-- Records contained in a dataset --
============================================================

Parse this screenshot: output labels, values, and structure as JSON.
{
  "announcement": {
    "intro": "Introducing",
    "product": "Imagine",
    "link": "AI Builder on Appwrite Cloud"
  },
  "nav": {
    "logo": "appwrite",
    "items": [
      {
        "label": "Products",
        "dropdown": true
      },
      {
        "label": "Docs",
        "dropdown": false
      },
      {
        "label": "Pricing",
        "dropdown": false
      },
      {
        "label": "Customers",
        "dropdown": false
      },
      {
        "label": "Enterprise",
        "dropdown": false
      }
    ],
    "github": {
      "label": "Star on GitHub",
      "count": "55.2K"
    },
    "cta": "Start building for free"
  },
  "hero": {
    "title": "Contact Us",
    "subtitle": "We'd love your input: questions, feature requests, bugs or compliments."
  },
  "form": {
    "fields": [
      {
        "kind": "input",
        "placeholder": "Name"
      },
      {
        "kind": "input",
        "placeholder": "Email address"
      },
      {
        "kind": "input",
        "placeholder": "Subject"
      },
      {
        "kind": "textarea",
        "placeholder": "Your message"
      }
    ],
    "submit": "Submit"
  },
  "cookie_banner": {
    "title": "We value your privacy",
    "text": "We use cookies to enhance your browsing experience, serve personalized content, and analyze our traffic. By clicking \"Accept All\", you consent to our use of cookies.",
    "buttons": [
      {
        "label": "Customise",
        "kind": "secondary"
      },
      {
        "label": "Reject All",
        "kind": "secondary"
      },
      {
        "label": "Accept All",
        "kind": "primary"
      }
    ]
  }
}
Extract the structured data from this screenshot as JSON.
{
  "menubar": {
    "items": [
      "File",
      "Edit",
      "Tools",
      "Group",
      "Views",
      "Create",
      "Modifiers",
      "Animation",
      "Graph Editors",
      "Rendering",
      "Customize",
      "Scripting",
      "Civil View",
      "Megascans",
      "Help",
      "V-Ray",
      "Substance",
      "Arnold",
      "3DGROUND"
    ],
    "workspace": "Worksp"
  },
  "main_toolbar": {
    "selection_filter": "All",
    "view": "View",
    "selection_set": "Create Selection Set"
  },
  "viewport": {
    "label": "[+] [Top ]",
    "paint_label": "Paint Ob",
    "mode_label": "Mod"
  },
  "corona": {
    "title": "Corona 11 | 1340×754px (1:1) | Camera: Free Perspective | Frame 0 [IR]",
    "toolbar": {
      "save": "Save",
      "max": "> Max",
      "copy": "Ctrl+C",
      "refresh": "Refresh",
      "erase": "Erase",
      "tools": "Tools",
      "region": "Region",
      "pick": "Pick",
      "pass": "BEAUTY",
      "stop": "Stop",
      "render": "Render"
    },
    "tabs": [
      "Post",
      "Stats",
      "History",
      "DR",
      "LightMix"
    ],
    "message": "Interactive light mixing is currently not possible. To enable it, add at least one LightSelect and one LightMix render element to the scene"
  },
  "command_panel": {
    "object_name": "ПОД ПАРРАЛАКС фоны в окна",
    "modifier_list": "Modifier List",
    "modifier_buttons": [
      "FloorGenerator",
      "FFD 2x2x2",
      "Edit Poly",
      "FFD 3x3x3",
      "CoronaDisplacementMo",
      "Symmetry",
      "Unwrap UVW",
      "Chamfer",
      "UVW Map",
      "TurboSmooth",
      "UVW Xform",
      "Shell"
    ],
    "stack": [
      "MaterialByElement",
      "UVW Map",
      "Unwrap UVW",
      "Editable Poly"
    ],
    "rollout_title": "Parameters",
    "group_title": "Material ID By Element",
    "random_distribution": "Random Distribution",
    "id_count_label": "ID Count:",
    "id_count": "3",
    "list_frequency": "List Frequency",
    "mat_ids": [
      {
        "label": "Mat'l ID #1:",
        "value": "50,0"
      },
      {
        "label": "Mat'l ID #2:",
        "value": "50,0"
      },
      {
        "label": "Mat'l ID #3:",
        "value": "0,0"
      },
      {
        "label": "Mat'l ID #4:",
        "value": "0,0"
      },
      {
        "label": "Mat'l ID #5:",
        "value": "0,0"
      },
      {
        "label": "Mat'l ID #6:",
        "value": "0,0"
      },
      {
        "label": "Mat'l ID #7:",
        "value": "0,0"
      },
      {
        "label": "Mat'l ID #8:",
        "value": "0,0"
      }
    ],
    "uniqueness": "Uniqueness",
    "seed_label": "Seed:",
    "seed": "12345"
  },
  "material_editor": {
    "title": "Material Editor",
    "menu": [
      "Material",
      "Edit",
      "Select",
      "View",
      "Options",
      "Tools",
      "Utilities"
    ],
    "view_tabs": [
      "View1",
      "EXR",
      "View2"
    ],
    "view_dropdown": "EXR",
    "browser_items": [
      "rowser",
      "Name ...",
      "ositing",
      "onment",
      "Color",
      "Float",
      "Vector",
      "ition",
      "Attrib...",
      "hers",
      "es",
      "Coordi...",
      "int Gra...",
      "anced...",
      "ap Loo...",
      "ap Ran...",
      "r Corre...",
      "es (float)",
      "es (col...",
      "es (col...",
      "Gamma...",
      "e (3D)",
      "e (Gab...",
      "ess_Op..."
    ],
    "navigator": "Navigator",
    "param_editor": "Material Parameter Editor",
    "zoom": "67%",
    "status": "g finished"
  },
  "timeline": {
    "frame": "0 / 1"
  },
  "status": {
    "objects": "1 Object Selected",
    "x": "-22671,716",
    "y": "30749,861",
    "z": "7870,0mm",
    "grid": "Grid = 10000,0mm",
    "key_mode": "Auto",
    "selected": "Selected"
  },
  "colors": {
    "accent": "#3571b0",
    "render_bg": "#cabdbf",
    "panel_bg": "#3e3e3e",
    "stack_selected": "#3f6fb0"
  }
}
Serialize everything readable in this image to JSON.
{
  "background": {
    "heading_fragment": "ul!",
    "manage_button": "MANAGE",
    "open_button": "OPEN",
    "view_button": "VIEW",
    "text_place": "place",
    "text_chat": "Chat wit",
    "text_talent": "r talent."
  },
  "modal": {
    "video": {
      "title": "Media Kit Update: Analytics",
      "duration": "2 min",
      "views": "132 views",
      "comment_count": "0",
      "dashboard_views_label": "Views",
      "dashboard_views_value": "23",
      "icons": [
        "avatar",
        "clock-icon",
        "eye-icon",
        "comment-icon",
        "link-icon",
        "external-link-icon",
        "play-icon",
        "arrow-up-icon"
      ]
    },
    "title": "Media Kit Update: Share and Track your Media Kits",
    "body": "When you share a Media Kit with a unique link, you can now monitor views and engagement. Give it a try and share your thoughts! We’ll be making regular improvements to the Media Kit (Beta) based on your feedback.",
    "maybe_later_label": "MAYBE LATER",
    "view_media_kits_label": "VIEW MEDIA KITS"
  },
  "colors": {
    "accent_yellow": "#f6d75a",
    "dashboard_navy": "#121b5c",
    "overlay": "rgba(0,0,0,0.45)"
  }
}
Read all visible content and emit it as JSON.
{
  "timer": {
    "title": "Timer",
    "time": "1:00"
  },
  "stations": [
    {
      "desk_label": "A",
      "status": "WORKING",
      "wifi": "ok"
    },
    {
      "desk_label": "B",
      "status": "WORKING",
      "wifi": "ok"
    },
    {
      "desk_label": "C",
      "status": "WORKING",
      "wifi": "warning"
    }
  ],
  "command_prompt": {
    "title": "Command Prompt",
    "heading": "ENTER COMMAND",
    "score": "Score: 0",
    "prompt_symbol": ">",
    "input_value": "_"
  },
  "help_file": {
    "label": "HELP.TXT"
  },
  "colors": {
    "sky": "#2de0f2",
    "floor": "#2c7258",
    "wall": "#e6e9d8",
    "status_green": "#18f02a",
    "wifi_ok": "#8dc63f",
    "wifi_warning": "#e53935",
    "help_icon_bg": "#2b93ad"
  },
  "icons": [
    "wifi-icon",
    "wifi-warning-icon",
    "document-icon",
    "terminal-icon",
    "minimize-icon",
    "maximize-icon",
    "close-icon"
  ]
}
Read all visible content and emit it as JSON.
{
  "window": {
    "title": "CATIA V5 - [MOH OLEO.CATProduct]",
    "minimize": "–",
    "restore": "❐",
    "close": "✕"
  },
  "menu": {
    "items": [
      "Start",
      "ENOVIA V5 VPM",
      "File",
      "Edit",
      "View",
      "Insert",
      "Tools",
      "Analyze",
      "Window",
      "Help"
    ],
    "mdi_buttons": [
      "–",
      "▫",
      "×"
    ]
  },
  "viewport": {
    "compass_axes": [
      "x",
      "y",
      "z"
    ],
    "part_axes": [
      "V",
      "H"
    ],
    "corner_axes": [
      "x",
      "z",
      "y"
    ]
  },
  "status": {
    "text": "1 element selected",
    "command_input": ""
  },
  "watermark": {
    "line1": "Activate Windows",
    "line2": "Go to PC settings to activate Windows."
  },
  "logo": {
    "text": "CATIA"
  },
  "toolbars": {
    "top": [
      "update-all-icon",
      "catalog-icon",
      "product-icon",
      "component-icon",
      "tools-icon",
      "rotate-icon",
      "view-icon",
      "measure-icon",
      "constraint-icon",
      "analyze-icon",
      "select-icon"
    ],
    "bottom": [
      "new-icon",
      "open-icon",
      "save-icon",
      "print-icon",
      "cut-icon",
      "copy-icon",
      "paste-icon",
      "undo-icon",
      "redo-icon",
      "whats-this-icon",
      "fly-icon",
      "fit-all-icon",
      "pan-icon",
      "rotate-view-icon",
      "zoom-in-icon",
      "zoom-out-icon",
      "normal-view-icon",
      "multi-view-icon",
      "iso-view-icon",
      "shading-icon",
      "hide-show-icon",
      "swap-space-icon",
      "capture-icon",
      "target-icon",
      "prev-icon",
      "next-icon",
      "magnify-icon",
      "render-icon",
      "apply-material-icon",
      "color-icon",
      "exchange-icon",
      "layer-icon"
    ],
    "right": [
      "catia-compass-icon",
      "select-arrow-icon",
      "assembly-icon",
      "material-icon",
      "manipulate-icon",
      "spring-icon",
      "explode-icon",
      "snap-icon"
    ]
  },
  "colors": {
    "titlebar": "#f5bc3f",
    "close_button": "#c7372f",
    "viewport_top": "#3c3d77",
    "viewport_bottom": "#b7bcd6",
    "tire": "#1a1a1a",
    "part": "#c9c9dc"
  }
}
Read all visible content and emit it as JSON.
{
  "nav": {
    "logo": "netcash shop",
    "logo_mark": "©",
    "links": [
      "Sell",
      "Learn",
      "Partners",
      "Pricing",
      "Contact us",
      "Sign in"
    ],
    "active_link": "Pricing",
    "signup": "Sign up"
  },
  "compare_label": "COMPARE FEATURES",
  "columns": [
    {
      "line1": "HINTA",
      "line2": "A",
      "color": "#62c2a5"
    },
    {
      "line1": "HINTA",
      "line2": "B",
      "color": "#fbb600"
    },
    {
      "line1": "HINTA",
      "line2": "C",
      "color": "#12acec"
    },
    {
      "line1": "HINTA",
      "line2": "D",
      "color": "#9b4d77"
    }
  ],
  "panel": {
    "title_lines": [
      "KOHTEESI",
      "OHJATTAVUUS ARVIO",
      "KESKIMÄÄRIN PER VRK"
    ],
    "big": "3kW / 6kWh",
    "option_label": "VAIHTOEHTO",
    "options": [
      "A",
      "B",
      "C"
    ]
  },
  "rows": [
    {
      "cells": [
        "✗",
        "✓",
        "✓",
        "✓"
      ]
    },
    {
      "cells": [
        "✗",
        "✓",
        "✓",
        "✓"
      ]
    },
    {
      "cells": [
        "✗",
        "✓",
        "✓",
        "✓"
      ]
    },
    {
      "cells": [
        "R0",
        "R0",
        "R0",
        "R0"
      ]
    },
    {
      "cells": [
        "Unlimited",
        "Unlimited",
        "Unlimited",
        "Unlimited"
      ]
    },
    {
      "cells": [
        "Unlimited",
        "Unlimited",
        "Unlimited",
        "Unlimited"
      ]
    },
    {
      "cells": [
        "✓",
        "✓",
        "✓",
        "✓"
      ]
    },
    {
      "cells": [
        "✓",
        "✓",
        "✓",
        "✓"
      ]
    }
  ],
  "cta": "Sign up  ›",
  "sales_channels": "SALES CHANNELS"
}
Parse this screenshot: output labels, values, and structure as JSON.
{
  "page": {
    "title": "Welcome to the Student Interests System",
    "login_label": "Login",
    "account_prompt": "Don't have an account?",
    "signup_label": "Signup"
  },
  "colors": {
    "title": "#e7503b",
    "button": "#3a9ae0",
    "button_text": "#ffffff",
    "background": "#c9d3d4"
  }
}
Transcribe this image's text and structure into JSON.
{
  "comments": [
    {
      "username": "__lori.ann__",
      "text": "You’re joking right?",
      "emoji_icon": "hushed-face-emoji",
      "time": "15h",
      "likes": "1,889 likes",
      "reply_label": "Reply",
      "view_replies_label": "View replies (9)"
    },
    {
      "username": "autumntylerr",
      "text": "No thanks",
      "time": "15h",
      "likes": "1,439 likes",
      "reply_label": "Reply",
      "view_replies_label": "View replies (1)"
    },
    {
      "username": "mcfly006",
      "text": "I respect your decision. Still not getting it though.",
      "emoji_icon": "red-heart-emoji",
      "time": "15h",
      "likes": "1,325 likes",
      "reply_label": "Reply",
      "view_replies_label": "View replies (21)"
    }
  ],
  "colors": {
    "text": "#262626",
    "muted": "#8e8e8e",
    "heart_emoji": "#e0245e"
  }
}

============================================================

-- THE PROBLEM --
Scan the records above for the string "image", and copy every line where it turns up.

-- YOUR SOLUTION --
Serialize everything readable in this image to JSON.
Transcribe this image's text and structure into JSON.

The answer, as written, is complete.